» **THE TASK**
Which lines in the entries below contain the string "towards"? Show each of them in full.

» **ENTRIES PROVIDED**

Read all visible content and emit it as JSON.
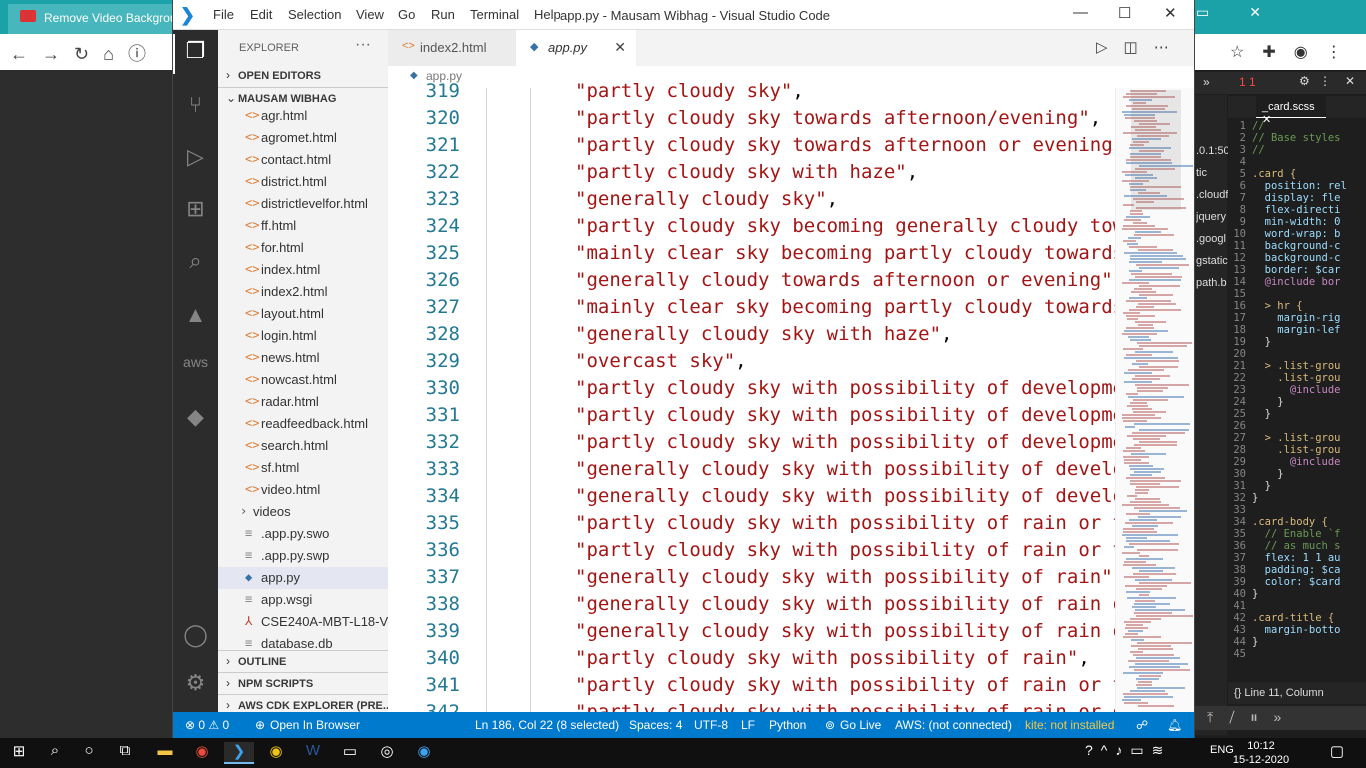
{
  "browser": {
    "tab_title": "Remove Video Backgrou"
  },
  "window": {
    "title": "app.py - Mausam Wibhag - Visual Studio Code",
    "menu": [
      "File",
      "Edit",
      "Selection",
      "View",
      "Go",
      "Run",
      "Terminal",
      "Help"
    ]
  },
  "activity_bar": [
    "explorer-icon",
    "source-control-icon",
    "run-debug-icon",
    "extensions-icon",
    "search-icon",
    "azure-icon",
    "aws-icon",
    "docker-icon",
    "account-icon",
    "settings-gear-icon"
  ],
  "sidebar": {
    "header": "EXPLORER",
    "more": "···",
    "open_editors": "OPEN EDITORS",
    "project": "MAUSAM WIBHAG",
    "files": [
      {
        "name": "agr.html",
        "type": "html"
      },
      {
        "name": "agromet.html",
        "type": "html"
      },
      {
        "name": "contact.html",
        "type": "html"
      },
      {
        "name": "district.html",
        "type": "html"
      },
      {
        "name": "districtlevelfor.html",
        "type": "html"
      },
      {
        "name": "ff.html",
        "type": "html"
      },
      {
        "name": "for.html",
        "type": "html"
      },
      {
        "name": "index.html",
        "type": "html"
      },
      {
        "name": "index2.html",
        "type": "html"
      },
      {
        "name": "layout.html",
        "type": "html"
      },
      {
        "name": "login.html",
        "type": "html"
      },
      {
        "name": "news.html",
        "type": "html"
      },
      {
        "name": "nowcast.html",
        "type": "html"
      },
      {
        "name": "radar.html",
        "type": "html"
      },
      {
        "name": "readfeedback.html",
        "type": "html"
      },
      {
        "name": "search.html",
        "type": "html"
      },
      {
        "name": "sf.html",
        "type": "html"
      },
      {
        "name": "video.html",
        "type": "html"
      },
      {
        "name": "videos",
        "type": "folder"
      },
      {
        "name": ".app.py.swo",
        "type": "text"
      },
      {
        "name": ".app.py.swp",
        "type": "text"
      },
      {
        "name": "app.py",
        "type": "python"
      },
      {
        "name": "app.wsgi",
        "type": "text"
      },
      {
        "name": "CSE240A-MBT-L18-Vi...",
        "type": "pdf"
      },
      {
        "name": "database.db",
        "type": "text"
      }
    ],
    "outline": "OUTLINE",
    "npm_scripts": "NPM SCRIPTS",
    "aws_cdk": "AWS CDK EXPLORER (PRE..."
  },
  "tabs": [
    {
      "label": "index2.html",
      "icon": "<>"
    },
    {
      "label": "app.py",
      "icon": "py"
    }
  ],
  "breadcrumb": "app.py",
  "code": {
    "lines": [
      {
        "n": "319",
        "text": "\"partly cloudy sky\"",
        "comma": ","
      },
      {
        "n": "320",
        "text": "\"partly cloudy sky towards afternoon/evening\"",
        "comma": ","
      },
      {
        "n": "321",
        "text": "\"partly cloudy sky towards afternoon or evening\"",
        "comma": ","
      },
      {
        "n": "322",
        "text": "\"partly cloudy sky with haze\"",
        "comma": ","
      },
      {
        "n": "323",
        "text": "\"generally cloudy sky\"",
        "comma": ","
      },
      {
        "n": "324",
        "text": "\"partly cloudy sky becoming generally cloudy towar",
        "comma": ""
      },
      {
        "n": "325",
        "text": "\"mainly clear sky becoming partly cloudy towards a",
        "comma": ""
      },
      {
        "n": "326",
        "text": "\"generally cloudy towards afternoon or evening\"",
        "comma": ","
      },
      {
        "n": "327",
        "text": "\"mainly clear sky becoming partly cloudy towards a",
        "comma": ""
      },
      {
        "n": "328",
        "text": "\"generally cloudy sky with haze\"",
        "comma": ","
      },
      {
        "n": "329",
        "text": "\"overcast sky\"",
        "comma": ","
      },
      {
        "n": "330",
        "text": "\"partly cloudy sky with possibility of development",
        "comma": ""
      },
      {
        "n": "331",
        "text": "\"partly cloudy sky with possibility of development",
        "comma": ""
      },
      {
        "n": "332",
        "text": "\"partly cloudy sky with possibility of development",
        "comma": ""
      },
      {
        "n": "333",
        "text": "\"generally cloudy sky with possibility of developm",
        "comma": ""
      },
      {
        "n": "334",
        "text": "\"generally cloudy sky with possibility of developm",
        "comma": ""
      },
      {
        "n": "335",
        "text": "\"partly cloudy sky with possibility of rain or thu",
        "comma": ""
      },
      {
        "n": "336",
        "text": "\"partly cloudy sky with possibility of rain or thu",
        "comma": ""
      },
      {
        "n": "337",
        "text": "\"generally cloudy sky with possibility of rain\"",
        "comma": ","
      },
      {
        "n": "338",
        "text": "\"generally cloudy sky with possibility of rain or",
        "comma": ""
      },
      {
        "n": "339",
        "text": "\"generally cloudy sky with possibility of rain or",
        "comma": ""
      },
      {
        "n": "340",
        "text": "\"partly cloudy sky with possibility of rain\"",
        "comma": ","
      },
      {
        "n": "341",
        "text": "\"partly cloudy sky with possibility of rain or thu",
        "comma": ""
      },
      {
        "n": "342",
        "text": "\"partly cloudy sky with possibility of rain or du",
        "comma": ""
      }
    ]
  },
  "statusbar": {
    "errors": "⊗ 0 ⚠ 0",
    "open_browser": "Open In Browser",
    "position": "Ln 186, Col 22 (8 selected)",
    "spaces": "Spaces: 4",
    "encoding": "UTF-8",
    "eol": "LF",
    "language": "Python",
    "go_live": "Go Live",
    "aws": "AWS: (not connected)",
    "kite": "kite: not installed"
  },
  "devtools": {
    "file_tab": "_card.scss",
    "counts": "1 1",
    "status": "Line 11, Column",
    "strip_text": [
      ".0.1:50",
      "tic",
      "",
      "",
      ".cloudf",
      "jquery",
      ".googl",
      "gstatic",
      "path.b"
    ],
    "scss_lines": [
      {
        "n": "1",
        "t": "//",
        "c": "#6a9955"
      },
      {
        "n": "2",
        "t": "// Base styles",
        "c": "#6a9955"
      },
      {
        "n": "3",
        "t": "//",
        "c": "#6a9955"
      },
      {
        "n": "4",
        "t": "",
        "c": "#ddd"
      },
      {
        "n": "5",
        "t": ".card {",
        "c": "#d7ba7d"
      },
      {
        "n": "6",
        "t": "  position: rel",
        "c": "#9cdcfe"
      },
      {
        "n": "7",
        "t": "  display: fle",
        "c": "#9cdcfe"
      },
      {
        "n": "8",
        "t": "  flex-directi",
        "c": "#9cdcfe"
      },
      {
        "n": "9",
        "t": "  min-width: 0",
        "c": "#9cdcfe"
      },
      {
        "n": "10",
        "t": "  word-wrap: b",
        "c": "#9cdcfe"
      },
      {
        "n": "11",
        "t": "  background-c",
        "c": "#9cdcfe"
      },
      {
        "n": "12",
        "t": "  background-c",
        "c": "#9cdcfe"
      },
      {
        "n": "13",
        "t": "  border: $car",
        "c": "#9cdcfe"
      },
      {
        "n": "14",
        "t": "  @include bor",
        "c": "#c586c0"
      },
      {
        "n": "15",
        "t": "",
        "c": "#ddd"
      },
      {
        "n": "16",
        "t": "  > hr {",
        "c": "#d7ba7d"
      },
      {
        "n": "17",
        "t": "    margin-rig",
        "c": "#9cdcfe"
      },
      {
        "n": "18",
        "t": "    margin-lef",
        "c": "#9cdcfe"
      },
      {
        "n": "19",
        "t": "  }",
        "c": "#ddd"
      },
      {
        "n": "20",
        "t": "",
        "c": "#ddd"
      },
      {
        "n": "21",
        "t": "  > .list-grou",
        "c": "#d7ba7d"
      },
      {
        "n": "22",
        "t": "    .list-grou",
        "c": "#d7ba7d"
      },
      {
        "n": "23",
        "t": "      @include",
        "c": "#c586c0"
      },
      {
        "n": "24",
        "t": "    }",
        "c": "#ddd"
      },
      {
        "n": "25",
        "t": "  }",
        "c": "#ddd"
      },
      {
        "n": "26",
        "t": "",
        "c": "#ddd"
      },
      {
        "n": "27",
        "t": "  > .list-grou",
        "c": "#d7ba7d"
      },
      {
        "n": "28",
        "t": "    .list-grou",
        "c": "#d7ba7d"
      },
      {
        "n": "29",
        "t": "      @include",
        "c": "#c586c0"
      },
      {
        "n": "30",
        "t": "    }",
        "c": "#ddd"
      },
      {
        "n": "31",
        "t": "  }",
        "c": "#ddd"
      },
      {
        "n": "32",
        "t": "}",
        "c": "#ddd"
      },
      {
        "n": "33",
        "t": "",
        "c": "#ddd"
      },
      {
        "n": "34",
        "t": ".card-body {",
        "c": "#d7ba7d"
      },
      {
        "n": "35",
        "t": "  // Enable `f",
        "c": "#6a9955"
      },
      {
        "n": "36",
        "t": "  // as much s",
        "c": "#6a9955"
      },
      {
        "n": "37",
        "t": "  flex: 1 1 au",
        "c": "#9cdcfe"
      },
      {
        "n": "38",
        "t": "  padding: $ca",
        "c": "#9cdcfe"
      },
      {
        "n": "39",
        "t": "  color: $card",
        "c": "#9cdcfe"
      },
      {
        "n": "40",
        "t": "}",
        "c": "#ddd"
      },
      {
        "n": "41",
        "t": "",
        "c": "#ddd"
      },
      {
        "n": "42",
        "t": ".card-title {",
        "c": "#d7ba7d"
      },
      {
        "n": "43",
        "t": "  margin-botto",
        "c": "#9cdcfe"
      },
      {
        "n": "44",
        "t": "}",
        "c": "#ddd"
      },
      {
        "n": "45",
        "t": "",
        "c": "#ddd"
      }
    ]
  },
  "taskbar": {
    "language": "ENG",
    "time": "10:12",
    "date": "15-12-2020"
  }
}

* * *

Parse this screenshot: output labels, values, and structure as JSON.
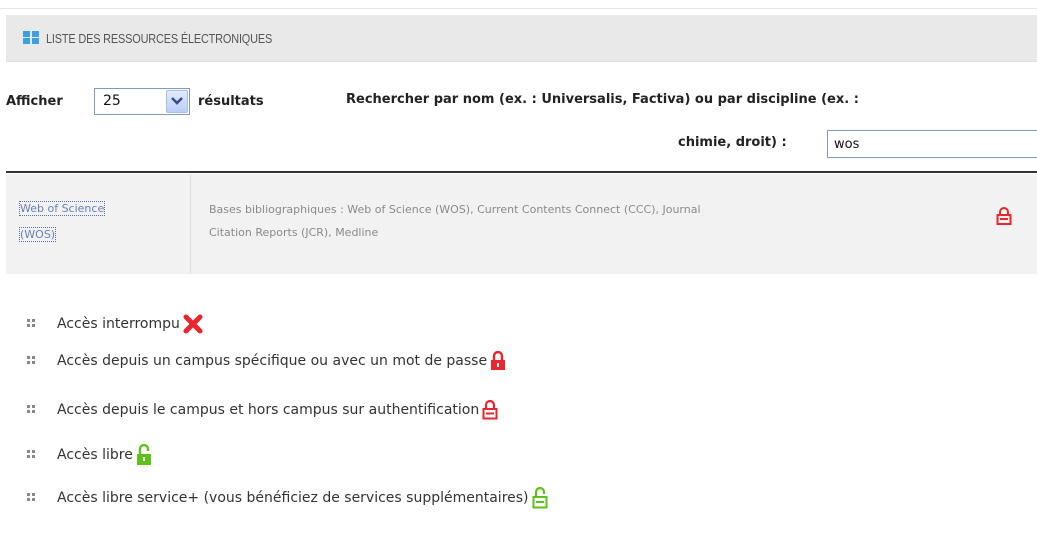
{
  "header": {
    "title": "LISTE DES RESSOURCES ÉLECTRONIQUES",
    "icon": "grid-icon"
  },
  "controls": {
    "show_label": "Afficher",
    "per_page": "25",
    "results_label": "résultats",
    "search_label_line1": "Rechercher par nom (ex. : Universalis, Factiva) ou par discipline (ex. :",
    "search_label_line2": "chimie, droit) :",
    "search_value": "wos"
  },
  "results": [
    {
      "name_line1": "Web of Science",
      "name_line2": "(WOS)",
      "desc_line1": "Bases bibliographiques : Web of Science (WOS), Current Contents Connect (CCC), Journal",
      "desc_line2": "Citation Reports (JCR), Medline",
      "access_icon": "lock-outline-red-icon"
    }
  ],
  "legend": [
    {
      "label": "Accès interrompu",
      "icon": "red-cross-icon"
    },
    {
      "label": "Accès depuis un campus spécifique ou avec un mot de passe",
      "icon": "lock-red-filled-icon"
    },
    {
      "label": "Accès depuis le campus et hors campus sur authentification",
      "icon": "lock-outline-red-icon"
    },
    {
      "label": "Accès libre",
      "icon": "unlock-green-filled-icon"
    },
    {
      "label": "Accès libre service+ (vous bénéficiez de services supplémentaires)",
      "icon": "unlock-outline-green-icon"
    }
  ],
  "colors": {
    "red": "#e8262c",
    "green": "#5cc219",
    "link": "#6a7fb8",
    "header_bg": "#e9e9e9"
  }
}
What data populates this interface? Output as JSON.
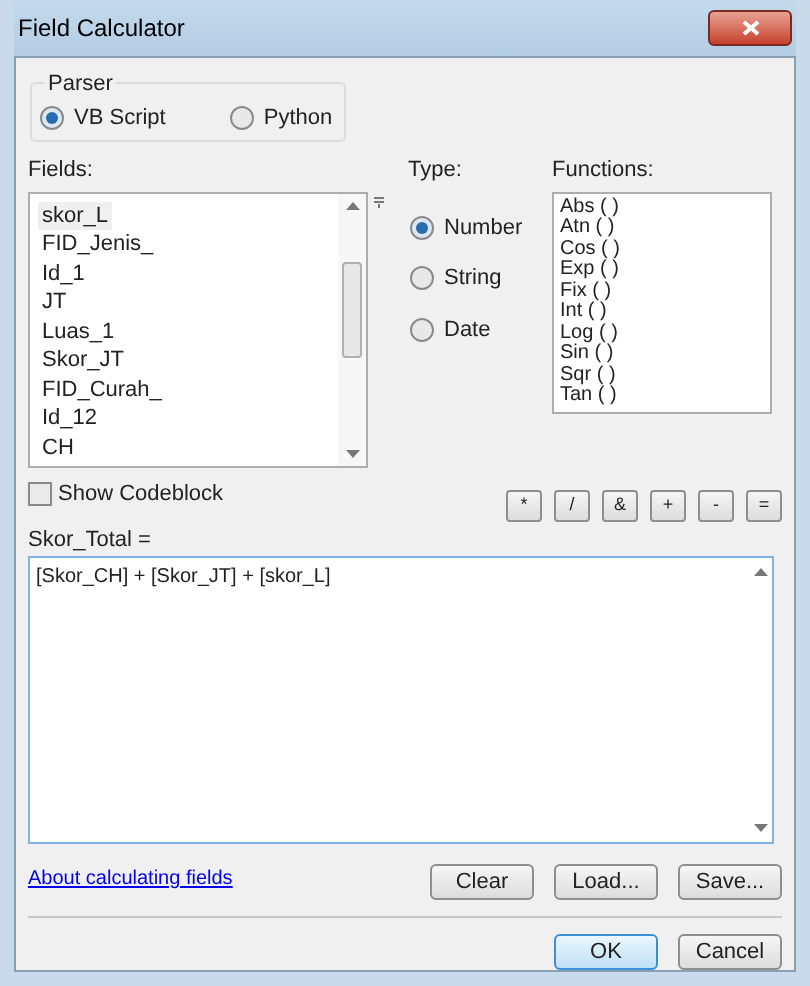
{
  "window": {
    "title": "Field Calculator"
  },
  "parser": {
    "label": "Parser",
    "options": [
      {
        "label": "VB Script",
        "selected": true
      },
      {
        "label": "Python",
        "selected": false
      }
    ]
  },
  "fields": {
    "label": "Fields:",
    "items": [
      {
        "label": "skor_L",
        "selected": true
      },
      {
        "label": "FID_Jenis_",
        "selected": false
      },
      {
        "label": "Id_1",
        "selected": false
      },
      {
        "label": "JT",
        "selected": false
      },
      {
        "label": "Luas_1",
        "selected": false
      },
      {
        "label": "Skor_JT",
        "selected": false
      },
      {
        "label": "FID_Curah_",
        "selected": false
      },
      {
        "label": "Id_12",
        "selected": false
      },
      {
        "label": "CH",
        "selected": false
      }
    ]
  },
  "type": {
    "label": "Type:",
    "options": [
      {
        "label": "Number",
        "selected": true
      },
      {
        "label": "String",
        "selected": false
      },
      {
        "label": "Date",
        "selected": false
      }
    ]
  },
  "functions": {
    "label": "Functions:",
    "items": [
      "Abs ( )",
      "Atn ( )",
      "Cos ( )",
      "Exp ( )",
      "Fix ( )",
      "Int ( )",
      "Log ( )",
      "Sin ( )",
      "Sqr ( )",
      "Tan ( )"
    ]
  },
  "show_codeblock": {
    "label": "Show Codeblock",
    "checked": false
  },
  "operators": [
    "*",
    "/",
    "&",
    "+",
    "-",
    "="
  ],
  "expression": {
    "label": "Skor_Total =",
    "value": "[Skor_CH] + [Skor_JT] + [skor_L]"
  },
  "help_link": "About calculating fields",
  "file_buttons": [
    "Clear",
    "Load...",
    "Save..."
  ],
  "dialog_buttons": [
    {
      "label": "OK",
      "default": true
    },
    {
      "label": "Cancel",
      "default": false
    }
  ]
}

» **SOLUTION TO THIS PROBLEM**
        "text": "\"partly cloudy sky towards afternoon/evening\"",
        "text": "\"partly cloudy sky towards afternoon or evening\"",
        "text": "\"mainly clear sky becoming partly cloudy towards a",
        "text": "\"generally cloudy towards afternoon or evening\"",
        "text": "\"mainly clear sky becoming partly cloudy towards a",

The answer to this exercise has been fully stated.